● The problem: Could you set down every record below exactly as it appears?

[Element data from apps and pages]
Start of Block
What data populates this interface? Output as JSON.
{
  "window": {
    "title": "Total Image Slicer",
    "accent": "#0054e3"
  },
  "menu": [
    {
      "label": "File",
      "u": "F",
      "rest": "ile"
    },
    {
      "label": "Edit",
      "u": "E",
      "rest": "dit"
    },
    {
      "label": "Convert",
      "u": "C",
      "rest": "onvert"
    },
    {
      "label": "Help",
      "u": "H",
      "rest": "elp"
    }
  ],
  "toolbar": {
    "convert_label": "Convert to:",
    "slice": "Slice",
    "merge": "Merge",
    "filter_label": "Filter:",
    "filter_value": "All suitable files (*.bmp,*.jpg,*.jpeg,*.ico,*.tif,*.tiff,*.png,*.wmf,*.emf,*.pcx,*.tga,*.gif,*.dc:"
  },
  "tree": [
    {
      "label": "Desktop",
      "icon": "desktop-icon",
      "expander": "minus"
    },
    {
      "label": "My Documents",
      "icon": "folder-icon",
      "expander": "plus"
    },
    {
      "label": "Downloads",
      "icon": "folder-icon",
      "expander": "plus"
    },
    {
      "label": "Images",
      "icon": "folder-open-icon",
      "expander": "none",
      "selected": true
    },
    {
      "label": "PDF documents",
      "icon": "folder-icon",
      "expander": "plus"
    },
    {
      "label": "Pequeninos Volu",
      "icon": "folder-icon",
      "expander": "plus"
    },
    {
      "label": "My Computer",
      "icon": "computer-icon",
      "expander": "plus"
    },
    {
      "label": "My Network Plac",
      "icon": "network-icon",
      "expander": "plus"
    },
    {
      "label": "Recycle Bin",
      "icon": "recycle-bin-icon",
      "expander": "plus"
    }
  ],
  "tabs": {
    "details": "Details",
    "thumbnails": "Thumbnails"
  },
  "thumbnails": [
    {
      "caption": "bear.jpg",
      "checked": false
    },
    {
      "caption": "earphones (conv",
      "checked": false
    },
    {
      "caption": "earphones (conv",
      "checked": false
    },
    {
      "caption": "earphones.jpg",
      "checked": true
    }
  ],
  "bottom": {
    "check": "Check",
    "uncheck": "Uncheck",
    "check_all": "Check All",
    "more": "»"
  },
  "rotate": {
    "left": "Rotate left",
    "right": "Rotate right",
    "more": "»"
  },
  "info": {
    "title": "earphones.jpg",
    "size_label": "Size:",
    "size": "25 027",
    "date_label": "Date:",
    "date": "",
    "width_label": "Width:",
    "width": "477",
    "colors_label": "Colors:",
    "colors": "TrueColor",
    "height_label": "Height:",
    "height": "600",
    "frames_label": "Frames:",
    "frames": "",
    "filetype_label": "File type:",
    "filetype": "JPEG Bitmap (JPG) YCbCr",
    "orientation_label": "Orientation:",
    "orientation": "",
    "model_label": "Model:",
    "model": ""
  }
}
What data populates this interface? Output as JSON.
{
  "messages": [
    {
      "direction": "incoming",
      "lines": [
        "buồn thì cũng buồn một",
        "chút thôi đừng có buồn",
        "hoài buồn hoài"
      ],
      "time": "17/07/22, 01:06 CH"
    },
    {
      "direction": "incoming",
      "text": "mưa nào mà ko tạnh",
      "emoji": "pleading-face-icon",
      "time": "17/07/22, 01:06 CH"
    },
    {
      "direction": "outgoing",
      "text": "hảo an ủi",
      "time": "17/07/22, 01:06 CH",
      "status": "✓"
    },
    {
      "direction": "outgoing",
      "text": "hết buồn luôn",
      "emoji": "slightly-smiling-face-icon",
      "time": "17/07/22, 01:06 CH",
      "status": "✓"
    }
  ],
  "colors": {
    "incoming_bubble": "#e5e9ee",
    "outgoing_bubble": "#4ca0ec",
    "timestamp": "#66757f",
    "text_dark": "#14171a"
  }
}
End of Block
● Written solution:
What data populates this interface? Output as JSON.
{
  "window": {
    "title": "Total Image Slicer",
    "accent": "#0054e3"
  },
  "menu": [
    {
      "label": "File",
      "u": "F",
      "rest": "ile"
    },
    {
      "label": "Edit",
      "u": "E",
      "rest": "dit"
    },
    {
      "label": "Convert",
      "u": "C",
      "rest": "onvert"
    },
    {
      "label": "Help",
      "u": "H",
      "rest": "elp"
    }
  ],
  "toolbar": {
    "convert_label": "Convert to:",
    "slice": "Slice",
    "merge": "Merge",
    "filter_label": "Filter:",
    "filter_value": "All suitable files (*.bmp,*.jpg,*.jpeg,*.ico,*.tif,*.tiff,*.png,*.wmf,*.emf,*.pcx,*.tga,*.gif,*.dc:"
  },
  "tree": [
    {
      "label": "Desktop",
      "icon": "desktop-icon",
      "expander": "minus"
    },
    {
      "label": "My Documents",
      "icon": "folder-icon",
      "expander": "plus"
    },
    {
      "label": "Downloads",
      "icon": "folder-icon",
      "expander": "plus"
    },
    {
      "label": "Images",
      "icon": "folder-open-icon",
      "expander": "none",
      "selected": true
    },
    {
      "label": "PDF documents",
      "icon": "folder-icon",
      "expander": "plus"
    },
    {
      "label": "Pequeninos Volu",
      "icon": "folder-icon",
      "expander": "plus"
    },
    {
      "label": "My Computer",
      "icon": "computer-icon",
      "expander": "plus"
    },
    {
      "label": "My Network Plac",
      "icon": "network-icon",
      "expander": "plus"
    },
    {
      "label": "Recycle Bin",
      "icon": "recycle-bin-icon",
      "expander": "plus"
    }
  ],
  "tabs": {
    "details": "Details",
    "thumbnails": "Thumbnails"
  },
  "thumbnails": [
    {
      "caption": "bear.jpg",
      "checked": false
    },
    {
      "caption": "earphones (conv",
      "checked": false
    },
    {
      "caption": "earphones (conv",
      "checked": false
    },
    {
      "caption": "earphones.jpg",
      "checked": true
    }
  ],
  "bottom": {
    "check": "Check",
    "uncheck": "Uncheck",
    "check_all": "Check All",
    "more": "»"
  },
  "rotate": {
    "left": "Rotate left",
    "right": "Rotate right",
    "more": "»"
  },
  "info": {
    "title": "earphones.jpg",
    "size_label": "Size:",
    "size": "25 027",
    "date_label": "Date:",
    "date": "",
    "width_label": "Width:",
    "width": "477",
    "colors_label": "Colors:",
    "colors": "TrueColor",
    "height_label": "Height:",
    "height": "600",
    "frames_label": "Frames:",
    "frames": "",
    "filetype_label": "File type:",
    "filetype": "JPEG Bitmap (JPG) YCbCr",
    "orientation_label": "Orientation:",
    "orientation": "",
    "model_label": "Model:",
    "model": ""
  }
}
What data populates this interface? Output as JSON.
{
  "messages": [
    {
      "direction": "incoming",
      "lines": [
        "buồn thì cũng buồn một",
        "chút thôi đừng có buồn",
        "hoài buồn hoài"
      ],
      "time": "17/07/22, 01:06 CH"
    },
    {
      "direction": "incoming",
      "text": "mưa nào mà ko tạnh",
      "emoji": "pleading-face-icon",
      "time": "17/07/22, 01:06 CH"
    },
    {
      "direction": "outgoing",
      "text": "hảo an ủi",
      "time": "17/07/22, 01:06 CH",
      "status": "✓"
    },
    {
      "direction": "outgoing",
      "text": "hết buồn luôn",
      "emoji": "slightly-smiling-face-icon",
      "time": "17/07/22, 01:06 CH",
      "status": "✓"
    }
  ],
  "colors": {
    "incoming_bubble": "#e5e9ee",
    "outgoing_bubble": "#4ca0ec",
    "timestamp": "#66757f",
    "text_dark": "#14171a"
  }
}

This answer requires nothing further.